- Conduct a Moral Inventory: This is all about taking a good, hard look at yourself and evaluating what you find within.
- Admit Wrongdoing: The 12 steps of AA hinge on being able to admit fault. This is important because it highlights personal responsibility.
- Be Ready to Make Positive Change: Next, it’s time to prepare for the new and positive changes to come.
- Ask a Higher Power to Remove Shortcomings: Whether through prayer or meditation, this step is all about trying to remove flaws and change negative behaviors. Often, these are the exact behaviors and actions that led to addiction in the first place.
- Make a List of People That Have Been Hurt: This can be a challenging step. It requires you to think back to your past and identify anyone you could have hurt. Addiction can impact many people, including those you care most about.
- Make Direct Amends Wherever Possible: Next, it’s time to apologize for the mistakes in your past. That means seeking out the people you have hurt and making amends, as long as it will be of benefit to them.

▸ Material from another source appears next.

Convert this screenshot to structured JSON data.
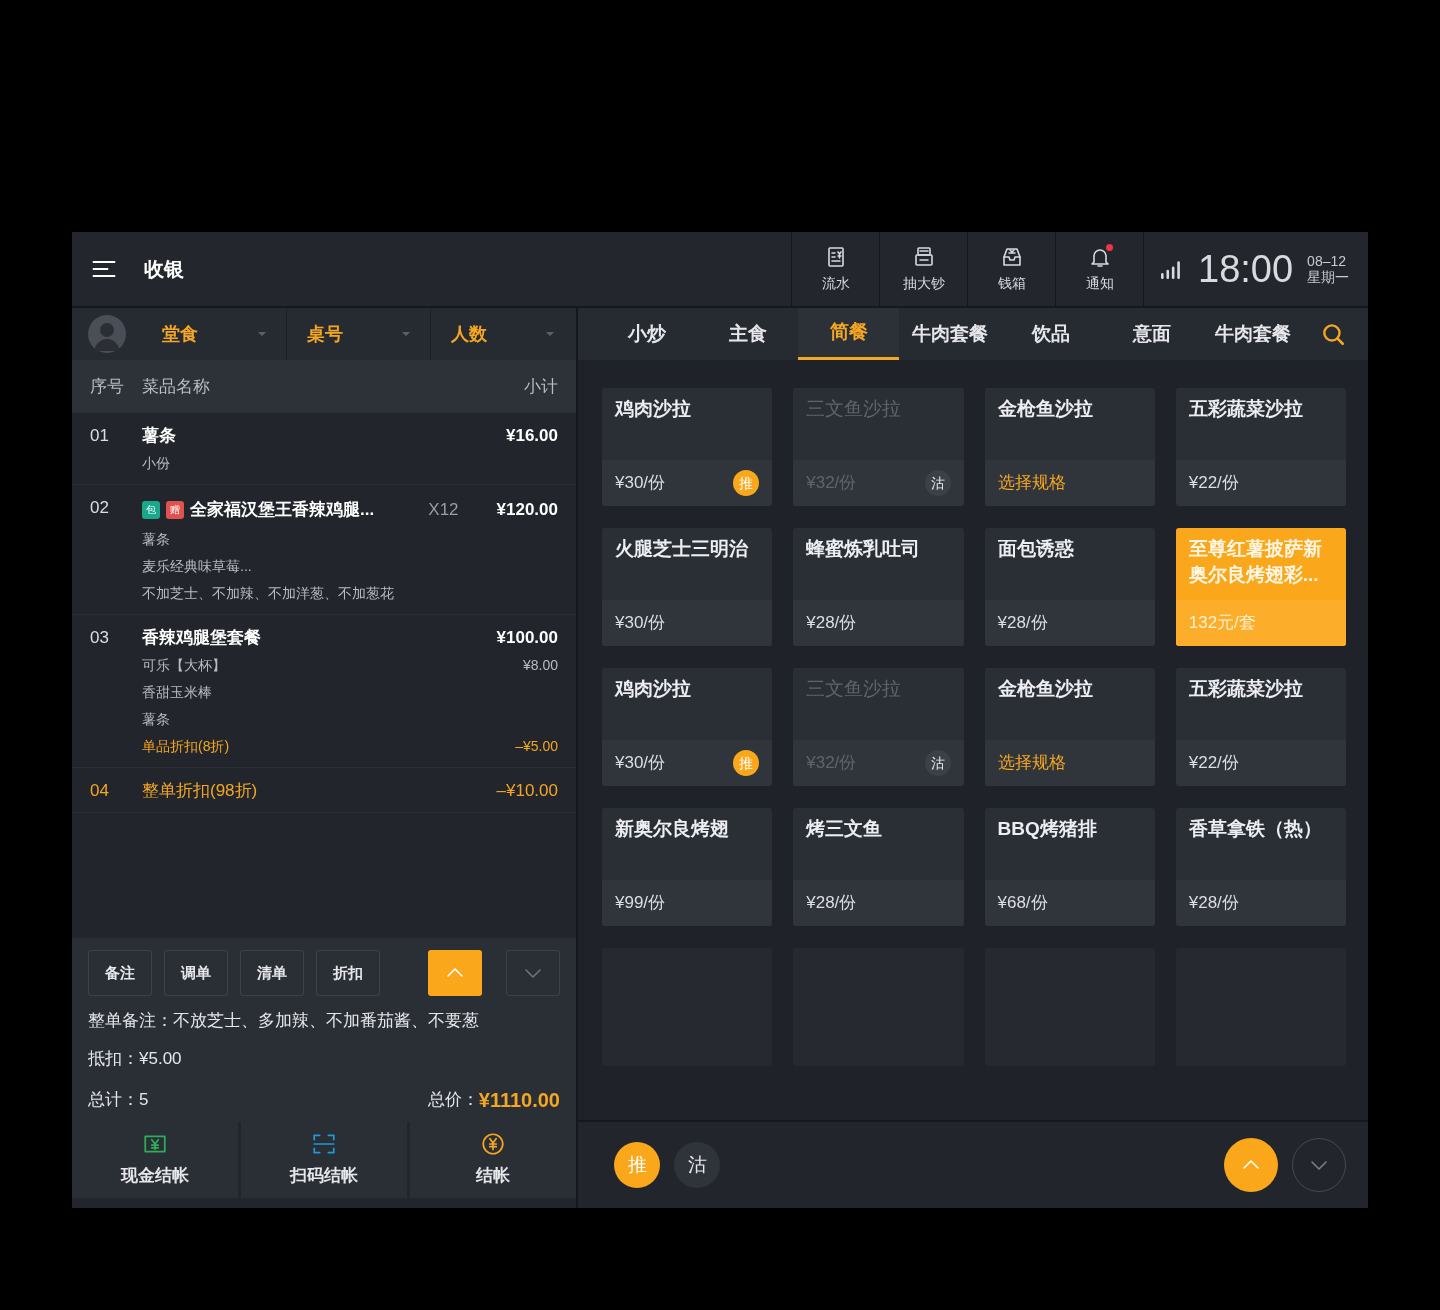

- Conduct an Ongoing Personal Inventory: This is a critical step for individuals. It is not just about admitting wrongdoing in the past, but admitting that you make mistakes all the time. Whenever you act or behave incorrectly, take the time to note it, apologize when necessary, and move on.
- Make Constant Improvements: For religious or spiritual people, this step is about an ongoing connection with a higher power. For others, it can mean acknowledging that recovery doesn’t happen instantly. It takes continuous effort and care to move toward a complete recovery that lasts for a lifetime.

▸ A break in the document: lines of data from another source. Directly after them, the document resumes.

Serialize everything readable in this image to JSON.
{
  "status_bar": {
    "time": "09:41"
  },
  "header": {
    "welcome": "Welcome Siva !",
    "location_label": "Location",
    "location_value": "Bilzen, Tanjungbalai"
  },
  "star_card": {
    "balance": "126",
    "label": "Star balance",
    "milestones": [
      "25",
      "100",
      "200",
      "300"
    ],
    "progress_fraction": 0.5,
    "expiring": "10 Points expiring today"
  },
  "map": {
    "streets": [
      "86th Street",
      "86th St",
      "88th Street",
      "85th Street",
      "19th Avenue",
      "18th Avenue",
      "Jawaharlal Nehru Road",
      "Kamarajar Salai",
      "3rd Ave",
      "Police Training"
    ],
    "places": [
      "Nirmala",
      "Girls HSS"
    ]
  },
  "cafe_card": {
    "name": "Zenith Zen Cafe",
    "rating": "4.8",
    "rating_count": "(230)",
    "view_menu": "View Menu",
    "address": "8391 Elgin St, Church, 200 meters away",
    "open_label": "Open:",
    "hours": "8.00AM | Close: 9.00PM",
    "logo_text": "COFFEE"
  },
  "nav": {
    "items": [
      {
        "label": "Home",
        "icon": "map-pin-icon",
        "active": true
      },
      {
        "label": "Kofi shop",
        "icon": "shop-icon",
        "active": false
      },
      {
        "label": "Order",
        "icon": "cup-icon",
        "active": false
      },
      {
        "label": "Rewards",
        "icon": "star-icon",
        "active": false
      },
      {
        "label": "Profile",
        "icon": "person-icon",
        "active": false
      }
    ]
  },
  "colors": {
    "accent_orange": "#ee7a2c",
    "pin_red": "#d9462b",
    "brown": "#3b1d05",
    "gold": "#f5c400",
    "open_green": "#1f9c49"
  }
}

- Share What is Learned With Others: The final step in the puzzle is sharing the experiences of recovery with others. Overcoming a drug and alcohol addiction is challenging, but paying it forward can help the next person achieve recovery. This can be done in alcohol rehab, 12-Step meetings, or mentorship programs.
Feeling Lost? Find a Portland AA Meeting
The 12 Steps of AA are only one element of substance abuse treatment and recovery. At Crestview Recovery in Portland, Oregon, they are part of a comprehensive approach to sobriety. We use the 12 steps of AA to treat a variety of addictions, including:
- Alcohol addiction rehab
- Cocaine addiction rehab
- Heroin addiction rehab
- Benzo addiction rehab
- Adderall addiction rehab
Call Crestview Recovery at 866.262.0531 to learn more about our 12-step-informed portland addiction treatment programs. There is tremendous healing power in groups of people who have experienced similar setbacks and are committed to helping others. If you feel like you are out of options, the Alcoholics Anonymous program has been saving lives for almost a century.